SME Culture Leaders 2018: Judge Phil Lewis on why “culture begins the moment there's two people in a room”
4 min read
23 July 2018
Corporate Punk is a consultancy that offers the manifesto that “creativity is power”. Here, MD Phil Lewis tells us more about his vision of company culture.
Corporate Punk is a consultancy that aims to “support businesses who want to transform their productivity, momentum and growth.”
Phil Lewis, managing director of Corporate Punk, has compiled a business culture manifesto, Creativity is Power, which provides diagnostic tools and reveals the steps business leaders can follow to turn their organisation into a “creative powerhouse”.
Lewis was one of our seven judges of our 25 SME Culture Leaders List, compiled in partnership with Breathe. The campaign aimed to promote positive company culture, and find the best of the best from across the UK. You can find out more about the general process and the winners here.
In the meantime, here’s what Lewis had to say about company culture.
How would you define company culture?
Culture is the often unseen social order, ways of working and stories that determine why some things happen fast, and some things crawl along or don’t happen at all. It might be helpful to think of it as the operating system of a business – a bit like iOS or Android.
Why is getting culture right important for businesses, particularly SMEs?
When the operating system works, the result is happy collaboration, useful innovation, and profitable outcomes. When it crashes, the consequences can be crushed spirits, bad decision-making and financial loss.
This applies to businesses of all sizes, but getting it right is particularly important for smaller businesses, who often lack the balance sheet strength to deal with the set-backs caused by a team working together ineffectively.
How can SMEs avoid box-ticking?
Start with language.
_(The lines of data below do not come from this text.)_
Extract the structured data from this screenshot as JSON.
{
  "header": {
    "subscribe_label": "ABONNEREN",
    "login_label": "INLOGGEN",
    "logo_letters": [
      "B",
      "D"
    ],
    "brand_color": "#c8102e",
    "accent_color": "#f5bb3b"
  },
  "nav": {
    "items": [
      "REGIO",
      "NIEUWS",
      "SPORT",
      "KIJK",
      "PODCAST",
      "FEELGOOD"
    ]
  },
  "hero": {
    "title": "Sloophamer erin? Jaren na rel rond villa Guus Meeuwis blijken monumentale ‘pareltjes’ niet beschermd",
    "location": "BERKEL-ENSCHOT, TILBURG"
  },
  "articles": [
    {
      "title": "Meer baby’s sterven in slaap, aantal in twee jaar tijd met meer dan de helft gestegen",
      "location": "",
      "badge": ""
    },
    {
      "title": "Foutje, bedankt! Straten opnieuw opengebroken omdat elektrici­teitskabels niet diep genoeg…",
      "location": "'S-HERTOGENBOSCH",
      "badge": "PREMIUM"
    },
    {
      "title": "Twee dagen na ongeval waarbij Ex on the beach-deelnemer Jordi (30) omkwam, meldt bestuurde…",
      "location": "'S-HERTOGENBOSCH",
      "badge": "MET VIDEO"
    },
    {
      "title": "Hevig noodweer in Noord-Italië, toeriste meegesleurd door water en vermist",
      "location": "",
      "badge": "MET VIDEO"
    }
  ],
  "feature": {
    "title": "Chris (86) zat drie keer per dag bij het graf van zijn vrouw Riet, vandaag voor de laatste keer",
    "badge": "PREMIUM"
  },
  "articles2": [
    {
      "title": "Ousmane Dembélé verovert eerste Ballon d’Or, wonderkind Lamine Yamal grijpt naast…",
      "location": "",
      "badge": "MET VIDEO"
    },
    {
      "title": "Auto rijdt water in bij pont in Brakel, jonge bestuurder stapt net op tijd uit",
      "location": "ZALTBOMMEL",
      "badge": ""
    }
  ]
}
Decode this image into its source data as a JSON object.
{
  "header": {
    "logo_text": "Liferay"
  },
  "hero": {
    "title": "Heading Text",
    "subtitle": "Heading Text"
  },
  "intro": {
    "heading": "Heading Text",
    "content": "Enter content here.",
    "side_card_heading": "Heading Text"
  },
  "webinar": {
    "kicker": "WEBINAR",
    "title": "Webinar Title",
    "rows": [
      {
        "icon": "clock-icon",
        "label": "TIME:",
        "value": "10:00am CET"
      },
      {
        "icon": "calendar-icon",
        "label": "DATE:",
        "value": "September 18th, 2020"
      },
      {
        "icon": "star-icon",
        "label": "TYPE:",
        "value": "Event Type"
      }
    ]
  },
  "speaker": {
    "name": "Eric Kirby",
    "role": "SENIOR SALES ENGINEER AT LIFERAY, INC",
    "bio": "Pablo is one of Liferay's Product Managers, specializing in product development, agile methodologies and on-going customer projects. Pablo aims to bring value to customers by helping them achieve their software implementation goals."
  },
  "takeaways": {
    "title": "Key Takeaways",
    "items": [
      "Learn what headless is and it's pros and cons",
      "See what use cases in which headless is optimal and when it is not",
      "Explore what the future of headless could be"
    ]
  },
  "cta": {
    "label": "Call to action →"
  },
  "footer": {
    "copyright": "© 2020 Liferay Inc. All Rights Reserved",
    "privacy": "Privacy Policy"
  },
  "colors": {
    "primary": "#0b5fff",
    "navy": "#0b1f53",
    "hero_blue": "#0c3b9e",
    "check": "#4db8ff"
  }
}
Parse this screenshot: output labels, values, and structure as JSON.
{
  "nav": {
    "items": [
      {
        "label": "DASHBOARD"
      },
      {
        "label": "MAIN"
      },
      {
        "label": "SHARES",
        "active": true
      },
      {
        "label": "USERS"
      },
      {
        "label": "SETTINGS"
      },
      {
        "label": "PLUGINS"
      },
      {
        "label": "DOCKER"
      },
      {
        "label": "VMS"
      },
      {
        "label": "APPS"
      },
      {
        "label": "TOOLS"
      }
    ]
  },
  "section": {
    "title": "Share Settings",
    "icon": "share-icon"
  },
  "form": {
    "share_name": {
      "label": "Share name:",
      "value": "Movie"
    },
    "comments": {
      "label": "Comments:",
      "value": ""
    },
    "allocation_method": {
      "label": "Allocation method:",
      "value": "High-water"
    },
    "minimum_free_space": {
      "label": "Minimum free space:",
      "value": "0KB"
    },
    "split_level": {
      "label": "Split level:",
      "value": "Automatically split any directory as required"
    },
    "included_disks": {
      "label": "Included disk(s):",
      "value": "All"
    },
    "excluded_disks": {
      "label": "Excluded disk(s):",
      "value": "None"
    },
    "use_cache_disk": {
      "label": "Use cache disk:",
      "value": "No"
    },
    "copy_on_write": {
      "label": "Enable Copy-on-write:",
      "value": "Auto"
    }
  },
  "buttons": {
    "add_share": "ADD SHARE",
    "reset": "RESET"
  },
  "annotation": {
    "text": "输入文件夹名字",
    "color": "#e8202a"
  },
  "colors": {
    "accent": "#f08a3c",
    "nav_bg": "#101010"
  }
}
Culture can be a bit like Britishness – everyone has a vague sense of what it is, but how one person would describe it might be rather different from another. You have to put a shared language around the culture you have and the culture you want.
Next, look to data. Find ways of analysing and benchmarking how your culture performs. Ultimately, if you can’t describe or quantify something, you can’t manage it. Our impact culture formula might be a useful place to start in both these contexts.
What is your experience around culture? What makes you a voice of authority in this space?
Corporate Punk is an organisational performance practice. We work with a range of fast-growing businesses as well as large corporate clients such as Sony and the BBC. Unlike many other businesses, we specialise in culture change – it’s not a side-show to other work such as brand development.
We are at the forefront of innovation in the culture change space: for example, we have a range of unique psychological tools and techniques that help identify what people really think and feel about their culture, rather than what they claim to think and feel.
We deliver tangible commercial results: most of our clients’ experience revenue and/or profitability gains as a result of our work. And 87% of our clients come back to us after we’ve helped to solve their first problem.
What would make a strong entry for next year’s entrants? What would impress you?
Focus on the relationship between the culture and the business. At Corporate Punk we’re not interested in free fruit, ping-pong tables and beer fridges – they don’t deliver much of tangible value. We’re interested in seeing how the way that you work with people informs the results you get, and why. Evidence of genuine innovation is always exciting, too.
In association with Breathe, Real Business is running the SME Culture Leaders List 2019, the only league table of its kind catering to the UK’s thriving small and medium businesses that put company culture first.